The town grew sharply after the Second World War. During the 1960s and 1970s, the creation of the Kercado and Ménimur ZUPs (priority development areas) and the construction of the northern ring-road, profoundly changed the built-up area, which nowadays extends beyond the town council’s boundaries. However, Vannes was able to preserve its ancient core thanks to the conservation and enhancement plan approved in 1982.

Vannes over the centuries

The favourite residence of the Dukes of Brittany at the end of the Middle Ages, Vannes became the Prefecture (County town) of Morbihan in 1791.

An important religious centre

Saint Peter’s Cathedral, rebuilt from the 11th century onwards, dominates the townscape in the heart of the medieval city. The first known bishop of the town, Saint Patern, gave his name to another ancient parish in the town. During the Middle Ages, Saint-Patern’s Church was a pilgrimage stop on the Tro Breiz (tour of Brittany). In 1418-1419, the visit of the Spanish Dominican Vincent Ferrier, who died in Vannes, led to a surge in religious devotion. He became the patron saint of the town. With the Counter-Reformation, many convents were established on the outskirts: Carmelite, Ursulines and Capucines settled in the port area; the Jesuits and Dominicans took up residence in northern and eastern outskirts respectively.

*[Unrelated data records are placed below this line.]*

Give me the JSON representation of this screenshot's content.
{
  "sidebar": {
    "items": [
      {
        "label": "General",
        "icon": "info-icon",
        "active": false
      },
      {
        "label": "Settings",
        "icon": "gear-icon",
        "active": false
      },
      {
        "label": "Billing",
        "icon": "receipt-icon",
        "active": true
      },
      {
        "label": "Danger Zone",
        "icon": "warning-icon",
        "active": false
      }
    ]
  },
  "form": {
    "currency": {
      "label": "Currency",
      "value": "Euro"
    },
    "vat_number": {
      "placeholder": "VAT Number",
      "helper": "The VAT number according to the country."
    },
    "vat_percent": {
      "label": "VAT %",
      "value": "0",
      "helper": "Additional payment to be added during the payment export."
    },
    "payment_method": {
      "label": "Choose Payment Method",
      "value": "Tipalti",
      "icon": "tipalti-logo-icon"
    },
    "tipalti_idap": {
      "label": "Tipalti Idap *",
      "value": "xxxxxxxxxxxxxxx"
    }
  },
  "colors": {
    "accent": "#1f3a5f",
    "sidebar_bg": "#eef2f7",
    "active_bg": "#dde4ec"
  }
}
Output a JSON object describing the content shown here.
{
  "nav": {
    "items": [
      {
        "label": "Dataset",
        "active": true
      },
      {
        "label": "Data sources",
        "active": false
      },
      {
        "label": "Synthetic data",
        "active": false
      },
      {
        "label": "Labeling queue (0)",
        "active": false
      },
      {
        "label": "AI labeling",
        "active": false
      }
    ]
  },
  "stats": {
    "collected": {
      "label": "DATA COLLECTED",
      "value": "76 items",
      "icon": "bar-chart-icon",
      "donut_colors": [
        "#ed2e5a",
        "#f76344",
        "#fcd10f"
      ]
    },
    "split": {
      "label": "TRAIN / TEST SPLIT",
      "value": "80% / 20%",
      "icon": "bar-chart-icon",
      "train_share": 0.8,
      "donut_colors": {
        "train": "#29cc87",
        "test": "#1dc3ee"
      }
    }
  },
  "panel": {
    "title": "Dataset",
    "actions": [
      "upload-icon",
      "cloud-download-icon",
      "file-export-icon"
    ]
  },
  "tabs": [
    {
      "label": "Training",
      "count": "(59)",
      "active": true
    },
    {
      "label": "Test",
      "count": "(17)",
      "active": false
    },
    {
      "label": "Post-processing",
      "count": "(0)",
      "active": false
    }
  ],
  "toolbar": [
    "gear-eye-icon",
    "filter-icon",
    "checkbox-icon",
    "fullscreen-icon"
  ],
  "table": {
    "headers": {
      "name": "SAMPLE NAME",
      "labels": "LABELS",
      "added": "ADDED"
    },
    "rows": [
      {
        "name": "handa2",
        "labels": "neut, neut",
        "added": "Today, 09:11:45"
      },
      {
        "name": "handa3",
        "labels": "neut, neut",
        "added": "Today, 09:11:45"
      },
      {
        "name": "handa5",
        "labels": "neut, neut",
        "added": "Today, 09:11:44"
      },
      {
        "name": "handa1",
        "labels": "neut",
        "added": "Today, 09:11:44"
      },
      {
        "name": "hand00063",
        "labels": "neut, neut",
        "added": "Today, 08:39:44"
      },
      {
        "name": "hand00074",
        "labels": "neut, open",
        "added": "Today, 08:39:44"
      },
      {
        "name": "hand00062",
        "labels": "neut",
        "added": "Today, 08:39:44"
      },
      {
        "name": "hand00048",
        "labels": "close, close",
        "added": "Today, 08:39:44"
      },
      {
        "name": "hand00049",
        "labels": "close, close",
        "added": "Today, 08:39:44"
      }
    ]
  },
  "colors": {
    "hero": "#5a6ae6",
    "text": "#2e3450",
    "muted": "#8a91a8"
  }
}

Vannes, the flagship of the Duchy of Brittany

Following the dynastic conflict that devastated Brittany during the second half of the 14th century, the Montfort dukes chose Vannes as their place of residence. The Chamber of Accounts was based there during the 15th century and the provincial assembly met regularly at Vannes. The Duke François II created the first Breton Parliament in Vannes in 1485. Parliamentary sessions were held at the "Château Gaillard".

The union with France

The army of Duke François II was beaten by the French troops at Saint-Aubin-du-Cormier near Rennes in 1488. The successive marriages of his daughter Duchesse Anne to the two kings of France, Charles VIII then Louis XII, were the first steps towards the end of Brittany's independence. King François I of France met the Breton parliamentary representatives in Vannes, in August 1532, to decide on a Treaty of Perpetual Union, which was ratified a few months later at the castle of Plessis-Macé in Anjou.

A port and an agricultural centre

The town has benefited from the agricultural riches of its hinterland from its earliest times, enabling it to become a very active trading centre. Thanks to the development of Brittany's maritime trade, Vannes became an important wine-trading centre towards the end of the Middle Ages.

Some long voyages were organised from Vannes during the 18th century siècle, but Vannes was reputed more for its coastal shipping trade, which lasted until the 19th century. With the arrival of the railways in 1862 and changes in modes of transport, maritime trade suffered from intense competition and declined.

Not many industries were set up in Vannes during the 19th century. Shipyards and tanneries, the last of which closed in 1939, were a legacy from the period before the French Revolution. The arrival of the Michelin factory in the 1960s and the development of the agri-food industry brought new life to the local industrial activity.

An administrative and touristic calling

Vannes remains, as it always has been, the administrative centre of the Département of Morbihan. Several universities have relocated to the town in the past few years. Tourism and culture are, however, becoming increasingly important. Even at the start of the 20th century, steamers based in Vannes were offering tourists excursions around the Gulf of Morbihan with stopovers on the islands. Later on, just after the Second World War, by creating the "Jardins optiques" park in front of the battlements, Francis Decker, Mayor of Vannes realised that the town's heritage was a real asset for the future development of Vannes.



Place Maurice Marchais

Tél. : 02 97 01 60 00



Monday to Friday from 8h to 12h15 and from 13h15 to 18h.Saturday morning from 9h to 12h.



7 rue Joseph Le Brix

Tél. : 02 97 01 60 00


Ouverture :


Monday to Friday from 8h15 to 12h15 and from 13h15 to 17h.


Permanence of the state civil service, Saturday 9am to 12pm.Are given priority: the declarations of birth and death as well as passport applications (by appointment).


Saturday morning, home phone from 9h to 12h.